__What to do__
Please retype the records below exactly as they appear, but leave out the pictures.

__Listed entries__
========================
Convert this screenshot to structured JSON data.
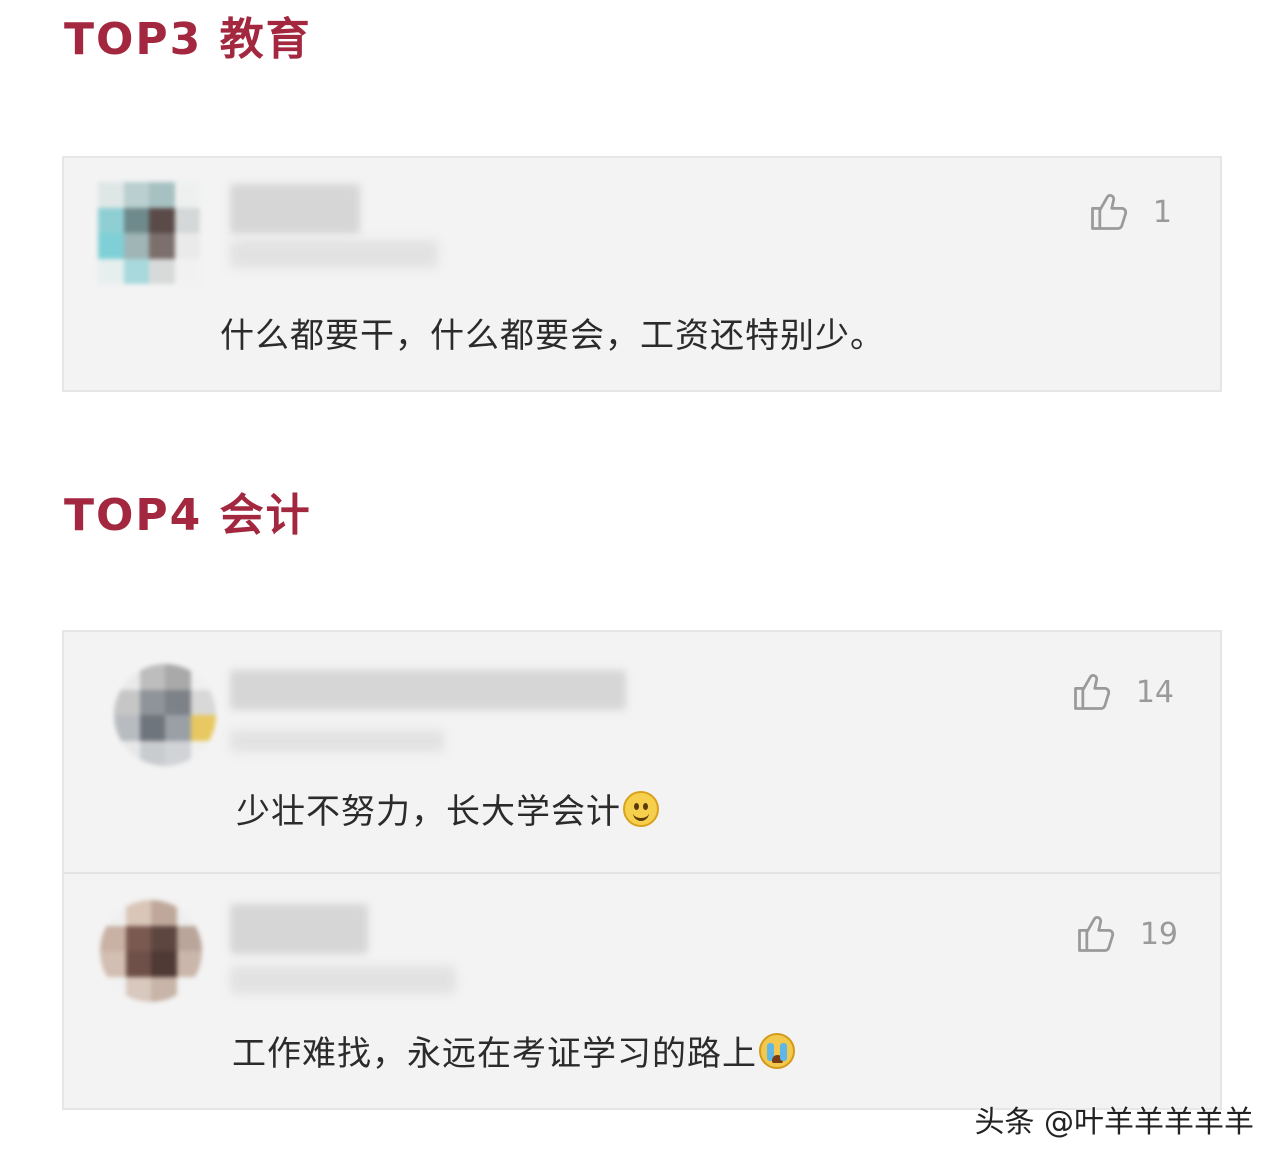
{
  "sections": [
    {
      "title": "TOP3 教育",
      "comments": [
        {
          "likes": "1",
          "text": "什么都要干，什么都要会，工资还特别少。",
          "emoji": null,
          "avatar_colors": [
            "#dfe6e6",
            "#b9cfd0",
            "#a7c1c3",
            "#eef0f0",
            "#8fcfd3",
            "#6f8a8c",
            "#5a4a48",
            "#d5d8d8",
            "#7fd0d6",
            "#9fb5b6",
            "#7c6f6c",
            "#eaeaea",
            "#e6eeee",
            "#a8d9dc",
            "#d8dada",
            "#f1f1f1"
          ]
        }
      ]
    },
    {
      "title": "TOP4 会计",
      "comments": [
        {
          "likes": "14",
          "text": "少壮不努力，长大学会计",
          "emoji": "smile-emoji",
          "avatar_colors": [
            "#e9e9e9",
            "#bdbdbd",
            "#a9a9a9",
            "#efefef",
            "#c6c6c6",
            "#8f949a",
            "#7d8288",
            "#d8d8d8",
            "#b8bcc0",
            "#6f757c",
            "#9aa0a6",
            "#e8c860",
            "#e7e7e7",
            "#c9cccf",
            "#d1d3d6",
            "#f0f0f0"
          ]
        },
        {
          "likes": "19",
          "text": "工作难找，永远在考证学习的路上",
          "emoji": "crying-emoji",
          "avatar_colors": [
            "#efefef",
            "#d9c6b8",
            "#bfa89a",
            "#eeeeee",
            "#c9b1a3",
            "#7a5a50",
            "#5e4640",
            "#b9a59a",
            "#d2beb2",
            "#6e5048",
            "#4f3a35",
            "#cab6aa",
            "#f1f1f1",
            "#d8c8be",
            "#c8b4a8",
            "#f2f2f2"
          ]
        }
      ]
    }
  ],
  "watermark": "头条 @叶羊羊羊羊羊"
}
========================
__Answer section__
Convert this screenshot to structured JSON data.
{
  "sections": [
    {
      "title": "TOP3 教育",
      "comments": [
        {
          "likes": "1",
          "text": "什么都要干，什么都要会，工资还特别少。",
          "emoji": null,
          "avatar_colors": [
            "#dfe6e6",
            "#b9cfd0",
            "#a7c1c3",
            "#eef0f0",
            "#8fcfd3",
            "#6f8a8c",
            "#5a4a48",
            "#d5d8d8",
            "#7fd0d6",
            "#9fb5b6",
            "#7c6f6c",
            "#eaeaea",
            "#e6eeee",
            "#a8d9dc",
            "#d8dada",
            "#f1f1f1"
          ]
        }
      ]
    },
    {
      "title": "TOP4 会计",
      "comments": [
        {
          "likes": "14",
          "text": "少壮不努力，长大学会计",
          "emoji": "smile-emoji",
          "avatar_colors": [
            "#e9e9e9",
            "#bdbdbd",
            "#a9a9a9",
            "#efefef",
            "#c6c6c6",
            "#8f949a",
            "#7d8288",
            "#d8d8d8",
            "#b8bcc0",
            "#6f757c",
            "#9aa0a6",
            "#e8c860",
            "#e7e7e7",
            "#c9cccf",
            "#d1d3d6",
            "#f0f0f0"
          ]
        },
        {
          "likes": "19",
          "text": "工作难找，永远在考证学习的路上",
          "emoji": "crying-emoji",
          "avatar_colors": [
            "#efefef",
            "#d9c6b8",
            "#bfa89a",
            "#eeeeee",
            "#c9b1a3",
            "#7a5a50",
            "#5e4640",
            "#b9a59a",
            "#d2beb2",
            "#6e5048",
            "#4f3a35",
            "#cab6aa",
            "#f1f1f1",
            "#d8c8be",
            "#c8b4a8",
            "#f2f2f2"
          ]
        }
      ]
    }
  ],
  "watermark": "头条 @叶羊羊羊羊羊"
}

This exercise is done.